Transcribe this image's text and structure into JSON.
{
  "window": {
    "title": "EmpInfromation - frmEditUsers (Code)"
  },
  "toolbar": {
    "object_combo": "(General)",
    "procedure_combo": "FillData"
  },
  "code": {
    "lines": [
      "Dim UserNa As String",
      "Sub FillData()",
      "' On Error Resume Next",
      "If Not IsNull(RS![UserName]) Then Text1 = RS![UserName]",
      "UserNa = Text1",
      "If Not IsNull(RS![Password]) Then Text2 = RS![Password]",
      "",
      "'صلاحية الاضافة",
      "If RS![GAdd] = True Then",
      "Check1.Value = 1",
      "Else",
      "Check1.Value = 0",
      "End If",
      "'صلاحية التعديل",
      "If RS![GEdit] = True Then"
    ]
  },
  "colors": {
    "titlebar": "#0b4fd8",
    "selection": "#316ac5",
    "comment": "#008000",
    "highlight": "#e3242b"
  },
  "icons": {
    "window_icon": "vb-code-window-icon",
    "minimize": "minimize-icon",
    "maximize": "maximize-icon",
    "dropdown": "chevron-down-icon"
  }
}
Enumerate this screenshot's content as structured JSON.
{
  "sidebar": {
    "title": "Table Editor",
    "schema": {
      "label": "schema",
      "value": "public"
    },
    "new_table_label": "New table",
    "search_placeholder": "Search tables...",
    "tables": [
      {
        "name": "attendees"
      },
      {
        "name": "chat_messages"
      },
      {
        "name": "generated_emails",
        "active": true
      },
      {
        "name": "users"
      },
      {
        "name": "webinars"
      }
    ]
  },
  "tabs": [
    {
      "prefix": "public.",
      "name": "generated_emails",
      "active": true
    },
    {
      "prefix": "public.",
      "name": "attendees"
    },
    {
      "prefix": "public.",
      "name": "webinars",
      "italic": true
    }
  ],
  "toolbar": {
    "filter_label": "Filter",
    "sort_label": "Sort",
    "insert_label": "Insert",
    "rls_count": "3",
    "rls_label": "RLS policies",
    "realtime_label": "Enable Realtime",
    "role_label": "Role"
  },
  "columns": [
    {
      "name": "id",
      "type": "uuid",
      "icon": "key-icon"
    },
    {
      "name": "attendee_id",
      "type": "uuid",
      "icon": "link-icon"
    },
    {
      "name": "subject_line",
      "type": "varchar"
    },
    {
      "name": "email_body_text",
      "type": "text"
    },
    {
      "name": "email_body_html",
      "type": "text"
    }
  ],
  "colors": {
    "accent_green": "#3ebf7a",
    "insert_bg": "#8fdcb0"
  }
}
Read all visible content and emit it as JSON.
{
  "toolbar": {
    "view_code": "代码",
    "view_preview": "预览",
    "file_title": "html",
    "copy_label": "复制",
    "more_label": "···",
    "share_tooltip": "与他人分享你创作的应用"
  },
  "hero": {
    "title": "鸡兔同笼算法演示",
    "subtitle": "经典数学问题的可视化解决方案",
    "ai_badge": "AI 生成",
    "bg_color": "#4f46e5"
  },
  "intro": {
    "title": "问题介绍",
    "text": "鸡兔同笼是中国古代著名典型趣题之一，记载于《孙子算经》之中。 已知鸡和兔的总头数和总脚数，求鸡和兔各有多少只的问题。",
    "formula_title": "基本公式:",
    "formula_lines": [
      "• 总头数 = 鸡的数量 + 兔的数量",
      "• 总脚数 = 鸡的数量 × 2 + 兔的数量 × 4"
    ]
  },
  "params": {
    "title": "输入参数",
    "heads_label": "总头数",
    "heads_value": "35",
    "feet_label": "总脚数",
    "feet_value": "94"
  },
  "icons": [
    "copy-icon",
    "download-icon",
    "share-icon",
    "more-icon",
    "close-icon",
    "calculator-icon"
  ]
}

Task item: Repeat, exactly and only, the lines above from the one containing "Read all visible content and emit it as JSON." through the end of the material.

Answer to the problem:
Read all visible content and emit it as JSON.
{
  "toolbar": {
    "view_code": "代码",
    "view_preview": "预览",
    "file_title": "html",
    "copy_label": "复制",
    "more_label": "···",
    "share_tooltip": "与他人分享你创作的应用"
  },
  "hero": {
    "title": "鸡兔同笼算法演示",
    "subtitle": "经典数学问题的可视化解决方案",
    "ai_badge": "AI 生成",
    "bg_color": "#4f46e5"
  },
  "intro": {
    "title": "问题介绍",
    "text": "鸡兔同笼是中国古代著名典型趣题之一，记载于《孙子算经》之中。 已知鸡和兔的总头数和总脚数，求鸡和兔各有多少只的问题。",
    "formula_title": "基本公式:",
    "formula_lines": [
      "• 总头数 = 鸡的数量 + 兔的数量",
      "• 总脚数 = 鸡的数量 × 2 + 兔的数量 × 4"
    ]
  },
  "params": {
    "title": "输入参数",
    "heads_label": "总头数",
    "heads_value": "35",
    "feet_label": "总脚数",
    "feet_value": "94"
  },
  "icons": [
    "copy-icon",
    "download-icon",
    "share-icon",
    "more-icon",
    "close-icon",
    "calculator-icon"
  ]
}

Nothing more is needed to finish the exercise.